National Socialist Flyers Corps

The National Socialist Flyers Corps (German: Nationalsozialistisches Fliegerkorps; NSFK) was a paramilitary aviation organization of the Nazi Party.

National Socialist Flyers Corps
Nationalsozialistisches Fliegerkorps - NSFK
NSFK Wimpel Fördernde Mitglieder.svg
NSFK pennant
Agency overview
Formed15 April 1937
Preceding agency
Dissolved8 May 1945
JurisdictionNazi Germany Nazi Germany
Occupied Europe
Agency executives

HistoryEdit

NSFK was founded 15 April 1937 as a successor to the German Air Sports Association; the latter had been active during the years when a German air force was forbidden by the Treaty of Versailles. The NSFK organization was based closely on the para-military organization of the Sturmabteilung (SA). A similar group was the National Socialist Motor Corps (NSKK). During the early years of its existence, the NSFK conducted military aviation training in gliders and private airplanes.

LeadershipEdit

Friedrich Christiansen, originally a Generalleutnant then later a Luftwaffe General der Flieger, was NSFK Korpsführer from 15 April 1937 until 26 June 1943, followed by Generaloberst Alfred Keller until 8 May 1945.

Ranks, uniforms and other insigniaEdit

The paramilitary rank system was in use by the NSFK between the years of 1933 and 1945. The ranks were designed after paramilitary rank titles of the Sturmabteilung. Most ranks of the NSFK were also used by the National Socialist Motor Corps which maintained its own paramilitary rank system.

As with most Nazi paramilitary groups, rank patches were worn on a single collar opposite a badge of unit membership. The exception was for the ranks Standartenführer and above which displayed rank insignia on both collars.

Rank insigniaEdit

As of 1934, the final rank pattern of the National Socialist Flyer Corps was as follows:[1][2][3]

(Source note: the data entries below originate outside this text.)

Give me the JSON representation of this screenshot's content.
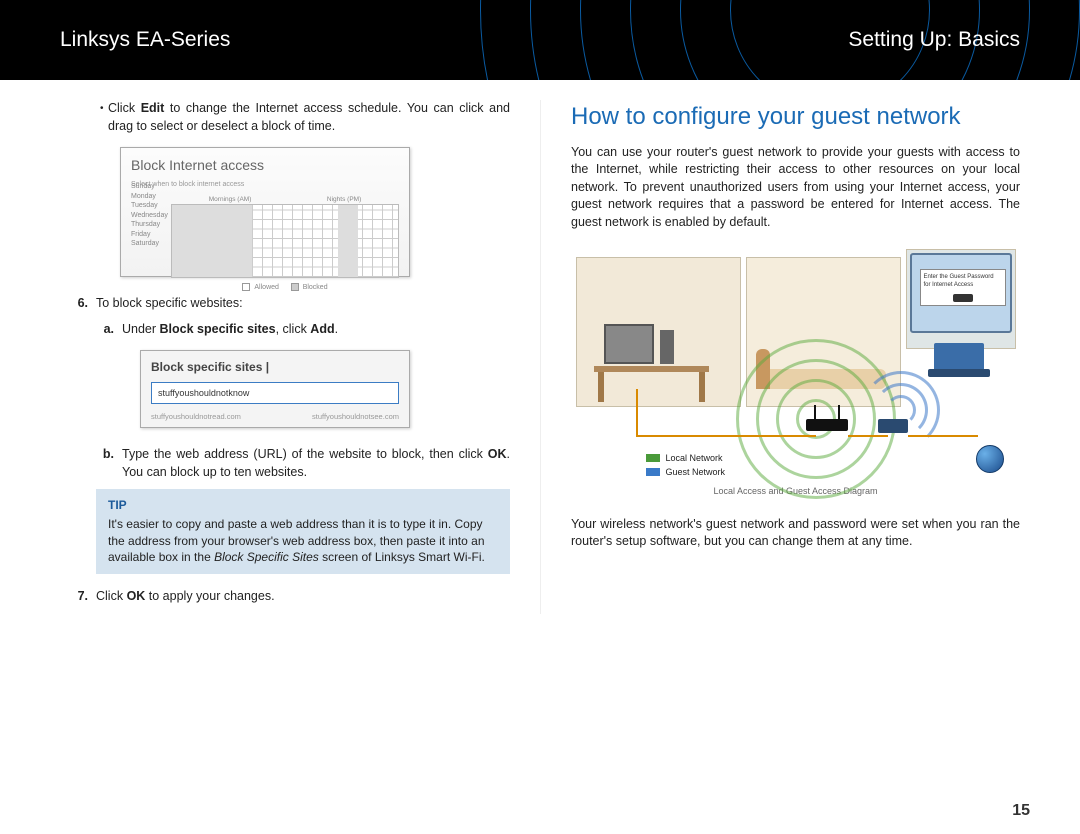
{
  "header": {
    "left": "Linksys EA-Series",
    "right": "Setting Up: Basics"
  },
  "left": {
    "bullet_pre": "Click ",
    "bullet_bold": "Edit",
    "bullet_post": " to change the Internet access schedule. You can click and drag to select or deselect a block of time.",
    "ss1_title": "Block Internet access",
    "ss1_sub": "Select when to block internet access",
    "ss1_hdr1": "Mornings (AM)",
    "ss1_hdr2": "Nights (PM)",
    "ss1_days": "Sunday\nMonday\nTuesday\nWednesday\nThursday\nFriday\nSaturday",
    "ss1_allowed": "Allowed",
    "ss1_blocked": "Blocked",
    "step6": "To block specific websites:",
    "step6a_pre": "Under ",
    "step6a_b1": "Block specific sites",
    "step6a_mid": ", click ",
    "step6a_b2": "Add",
    "step6a_post": ".",
    "ss2_title": "Block specific sites  |",
    "ss2_input": "stuffyoushouldnotknow",
    "ss2_url1": "stuffyoushouldnotread.com",
    "ss2_url2": "stuffyoushouldnotsee.com",
    "step6b_pre": "Type the web address (URL) of the website to block, then click ",
    "step6b_b": "OK",
    "step6b_post": ". You can block up to ten websites.",
    "tip_label": "TIP",
    "tip_text": "It's easier to copy and paste a web address than it is to type it in. Copy the address from your browser's web address box, then paste it into an available box in the ",
    "tip_i": "Block Specific Sites",
    "tip_text2": " screen of Linksys Smart Wi-Fi.",
    "step7_pre": "Click ",
    "step7_b": "OK",
    "step7_post": " to apply your changes."
  },
  "right": {
    "heading": "How to configure your guest network",
    "intro": "You can use your router's guest network to provide your guests with access to the Internet, while restricting their access to other resources on your local network. To prevent unauthorized users from using your Internet access, your guest network requires that a password be entered for Internet access. The guest network is enabled by default.",
    "dialog_text": "Enter the Guest Password for Internet Access",
    "legend1": "Local Network",
    "legend2": "Guest Network",
    "caption": "Local Access and Guest Access Diagram",
    "para2": "Your wireless network's guest network and password were set when you ran the router's setup software, but you can change them at any time."
  },
  "page_number": "15"
}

Insignia NSFK Rank Translation Luftwaffe equivalent
Collar Shoulder
    Korpsführer Corps Leader Generalfeldmarschall
    Ehrenführer Honorary Leader Generaloberst
  Obergruppenführer Senior Group Leader General
  Gruppenführer Group Leader Generalleutnant
  Brigadeführer Brigade Leader Generalmajor
  Oberführer Senior Leader Oberst
  Standartenführer Regiment Leader Oberst
  Obersturmbannführer Senior Assault Unit Leader Oberstleutnant
  Sturmbannführer Assault Unit Leader Major
    Hauptsturmführer Chief Assault Leader Hauptmann
  Obersturmführer Senior Assault Leader Oberleutnant
  Untersturmführer Junior Assault Leader Leutnant
    Obertruppführer Senior Troop Leader Stabsfeldwebel
  Truppführer Troop Leader Hauptfeldwebel
  Oberscharführer Senior Squad Leader Oberfeldwebel
  Scharführer Squad Leader Unteroffizier
  Rottenführer Section Leader Obergefreiter
  Sturmmann Storm Trooper Gefreiter
  Mann Trooper Flieger
None Anwärter Candidate None

UniformsEdit

Source:[4]

Rank flagsEdit

Source:[5]

NSFK badgesEdit

  • The Free Balloon Pilot Badge (Das Abzeichen für Freiballonführer). This was authorized on 10 March 1938 by NSFK Korpsführer, Christiansen.[6]
  • The Motor Aircraft Pilot Badge (Das Abzeichen für Motorflugzeugführer). This was authorized on 12 July 1938 by Christiansen.[6]
  • The Large Glider Flyer Badge (Das Große Segelfliegerabzeichen). This was authorized on 26 January 1942 by Christiansen.[6]

ReferencesEdit

  1. ^ "Uniform und Rangabzeichen des NSFK" (in German). Retrieved 26 November 2018.
  2. ^ Ley, Robert (1937). "Table 73". Organisationsbuch der NSDAP (in German). Zentralverlag.
  3. ^ "Nationalsozialistisches Fliegerkorps (NSFK) Regulation Collar Tabs". German Daggers. 2013. Retrieved 5 April 2019.
  4. ^ Ley, Robert (1943). Organisationsbuch der NSDAP. Zentralverlag der NSDAP, images 70-73.
  5. ^ Herzfeld, Andreas (2013). Die Riemann'sche Sammlung deutscher Autoflaggen und Kfz-Stander, vol. 1. p. 170, and image 71.
  6. ^ a b c Doehle 1995, p. 122.

Further readingEdit

  • Doehle, Heinrich (1995) [1943]. Medals & Decorations of the Third Reich: Badges, Decorations, Insignia. Reddick Enterprises. ISBN 0962488348.